THE ministry of agriculture has decided to pick the Italian dam construction firm Salini S.p.A despite it being ranked second in the bids that the ministry evaluated for the controversial multi-billion-dollar Neckartal Dam project near Keetmanshoop.
Ministry of Agriculture sources told The Namibian yesterday that the ministerial tender committee chaired by Anna Shiweda has recommended that the Italian company, with its bid of N$2,873 billion, be appointed to start work on the project which has been going back and forth between the Ministry of Agriculture and the Tender Board since December 2011. The Tender Board meets today.
The Namibian was informed that Salini came second to Vinci-Orascom Joint Venture in the overall evaluation but the ministry will apparently motivate that Salini scored the highest in their technical bid and has the best technical know-how and experienced staff in the construction of dams.
If the recommendation is approved it means the ministry get its way after the controversy that led to the cancellation of the tender last year following allegations that the ministry had gone out of its way to favour another Italian firm Impregilo. Salini and Impregilo were reported to have merged last year, thus giving the bid to the same people.
Salini also scored the second highest in its financial bid. Sources claim that Vinci-Orascom Joint Venture had also scored the highest in the technical portion at the preliminary stages of the tender evaluation but were eventually beaten with less than one percent by Salini.
The third company on the shortlist is CSC Neckartal Dam Joint Venture. It is a joint venture of Stefanutti Stocks and CMC de Ravenna (Italy) and they scored the highest in the financial evaluation as it had the lowest bid of N$2,72 billion for the project, while Vinci-Orascom had the highest bid of N$2,876 billion.
Salini scored the worst on the risk evaluation, coming in third at 76,7%, while CSC scored the highest with 87.3% and Vinci-Orascom scored 83,2%.
On the social evaluation Salini came second to Vinci-Orascom but the Agricultrue Ministry's tender committee is of the opinion that although the company was second it fared best in terms of money to be spent in Namibia and also the use of Namibian subcontractors.
Agriculture permanent secretary Joseph Iita did not want to comment on today's meeting, which is expected to be as explosive as other Tender Board meetings that dealt with thorny issues. "I am not going to discuss anything about that to anyone," Iita said yesterday when asked about today's meeting.
Neckartal will be the largest dam in Namibia.
The awarding of the tender will end more than a year of controversy and speculation, which also saw the Anti-Corruption Commission investigating a several permanent secretaries who were implicated in bribery allegations.

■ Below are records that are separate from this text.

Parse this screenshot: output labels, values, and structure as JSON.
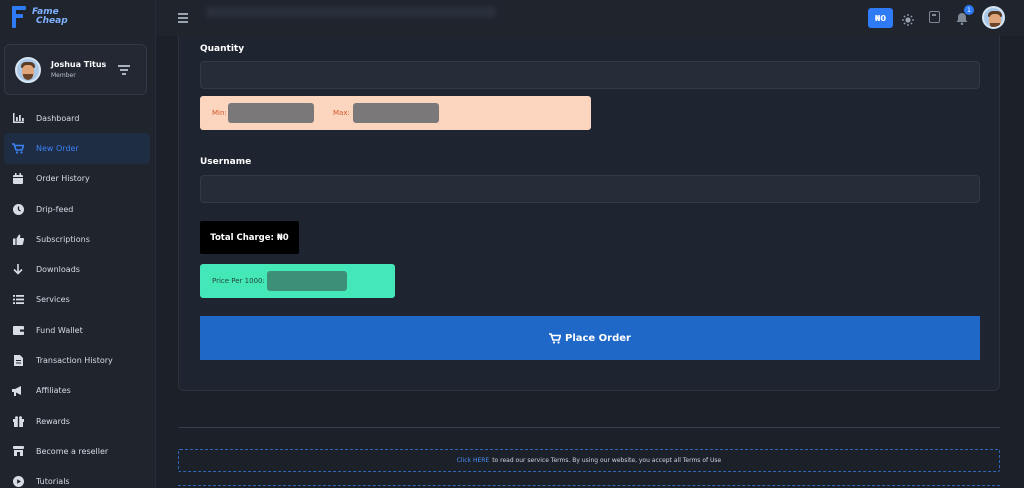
{
  "brand": {
    "line1": "Fame",
    "line2": "Cheap"
  },
  "user": {
    "name": "Joshua Titus",
    "role": "Member"
  },
  "sidebar": {
    "items": [
      {
        "label": "Dashboard",
        "icon": "chart-icon"
      },
      {
        "label": "New Order",
        "icon": "cart-icon",
        "active": true
      },
      {
        "label": "Order History",
        "icon": "calendar-icon"
      },
      {
        "label": "Drip-feed",
        "icon": "clock-icon"
      },
      {
        "label": "Subscriptions",
        "icon": "thumbs-up-icon"
      },
      {
        "label": "Downloads",
        "icon": "arrow-down-icon"
      },
      {
        "label": "Services",
        "icon": "list-icon"
      },
      {
        "label": "Fund Wallet",
        "icon": "wallet-icon"
      },
      {
        "label": "Transaction History",
        "icon": "file-icon"
      },
      {
        "label": "Affiliates",
        "icon": "megaphone-icon"
      },
      {
        "label": "Rewards",
        "icon": "gift-icon"
      },
      {
        "label": "Become a reseller",
        "icon": "store-icon"
      },
      {
        "label": "Tutorials",
        "icon": "play-icon"
      }
    ]
  },
  "header": {
    "balance": "₦0",
    "notification_count": "1"
  },
  "form": {
    "quantity_label": "Quantity",
    "min_label": "Min:",
    "max_label": "Max:",
    "username_label": "Username",
    "total_charge": "Total Charge: ₦0",
    "price_label": "Price Per 1000:",
    "place_order_label": "Place Order"
  },
  "footer": {
    "link_text": "Click HERE",
    "terms_text": "to read our service Terms. By using our website, you accept all Terms of Use"
  },
  "colors": {
    "accent": "#2f7bf6",
    "place_order": "#2068c8",
    "minmax_bg": "#fcd5bf",
    "price_bg": "#44e8b8"
  }
}
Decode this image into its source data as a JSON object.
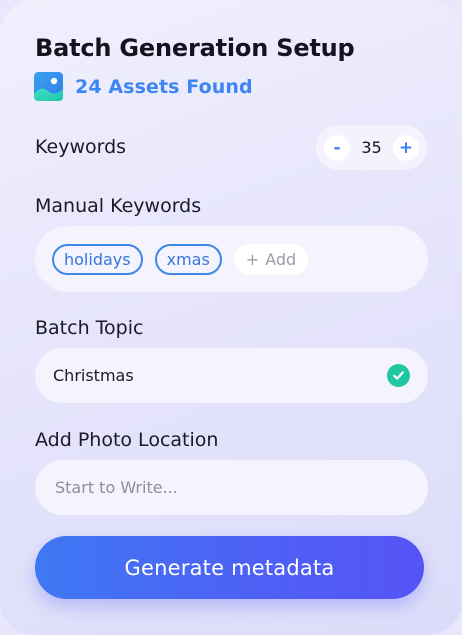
{
  "header": {
    "title": "Batch Generation Setup",
    "assets_found": "24 Assets Found",
    "assets_icon": "image-icon"
  },
  "keywords": {
    "label": "Keywords",
    "decrement_label": "-",
    "increment_label": "+",
    "value": "35"
  },
  "manual_keywords": {
    "label": "Manual Keywords",
    "tags": [
      "holidays",
      "xmas"
    ],
    "add_label": "Add",
    "add_symbol": "+"
  },
  "batch_topic": {
    "label": "Batch Topic",
    "value": "Christmas",
    "status_icon": "check-circle-icon"
  },
  "photo_location": {
    "label": "Add Photo Location",
    "placeholder": "Start to Write...",
    "value": ""
  },
  "actions": {
    "generate_label": "Generate metadata"
  },
  "colors": {
    "accent_blue": "#3d85f2",
    "check_green": "#1fc7a3",
    "button_start": "#3f78f3",
    "button_end": "#5554f6"
  }
}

Most of these officials are still members of the Tender Board.